The median age of participants in 177 multiple myeloma treatment trials was 62, according to a separate analysis, whereas the median age of patients with multiple myeloma as a whole is 70. Only 5 of these trials included participants over 75 who had results reported.
Habr will participate in the industry’s theatre symposium at ASH, “Pursuing Scientific Breakthroughs for Patients with Hematologic Malignancies,” along with Pfizer’s Suneet Varma, Global Oncology and US President, and Sriram Krishnaswami, Vice President and Development Head, Multiple Myeloma. This symposium will feature discussion on Pfizer’s research in blood cancer, its vision for delivering innovation, and for addressing healthcare disparities in the treatment of multiple my
Pfizer has committed to addressing both informational and practical barriers to diverse clinical trial participation. In order to serve as an industry benchmark against which to gauge future development, Pfizer has published a 10-year retrospective analysis of ethnic, racial, age, and gender diversity in its past clinical trials.
Through its Diversity in Clinical Trials Center of Excellence programme, the company has been asking patient advocacy organisations for input on the design of its clinical trials, conducting clinical trials in regions with a diverse pool of potential participants, and providing educational materials that are suitable for different ages and cultures in an effort to increase public confidence in clinical research.
In order to better understand the obstacles to treatment and care, Pfizer has also been working with the communities of sickle cell patients and advocacy groups.

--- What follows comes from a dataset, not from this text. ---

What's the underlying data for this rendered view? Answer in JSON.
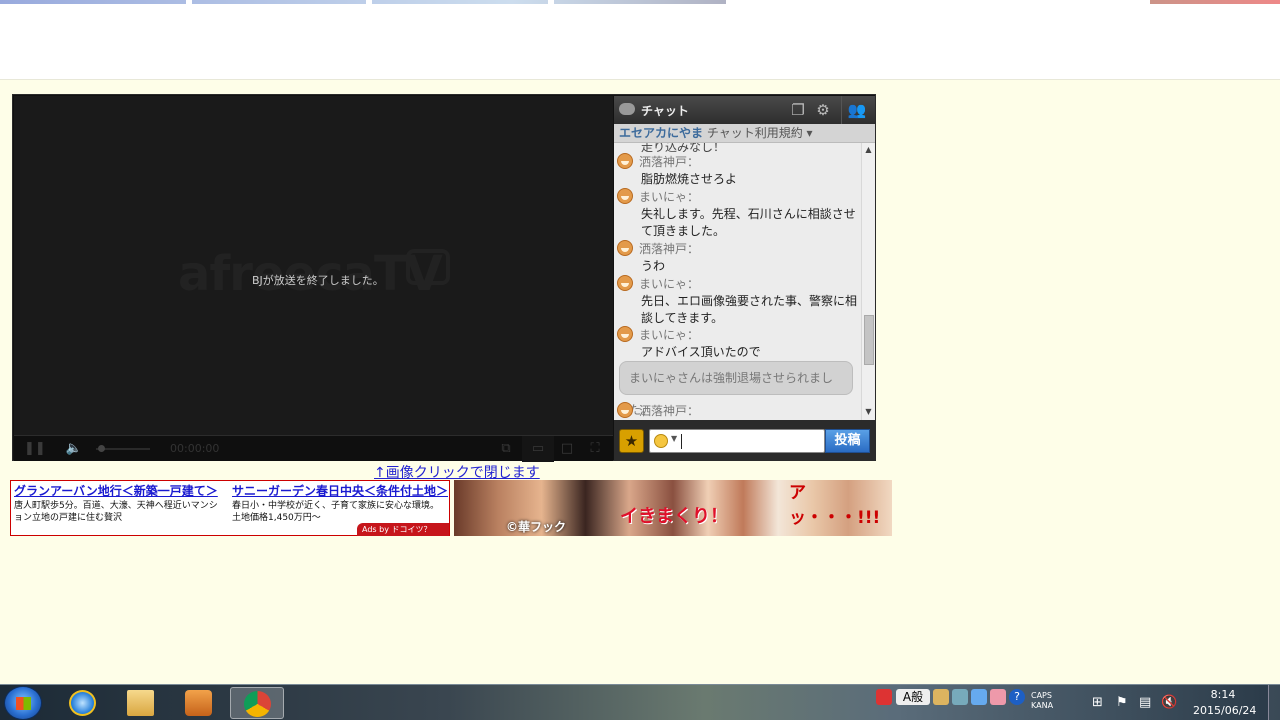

“Listening to patients’ voices is critical for understanding and addressing disparities in care”, “Our partnerships with the blood disorders community are key to this mission, and we look forward to continuing to work together at ASH and beyond.”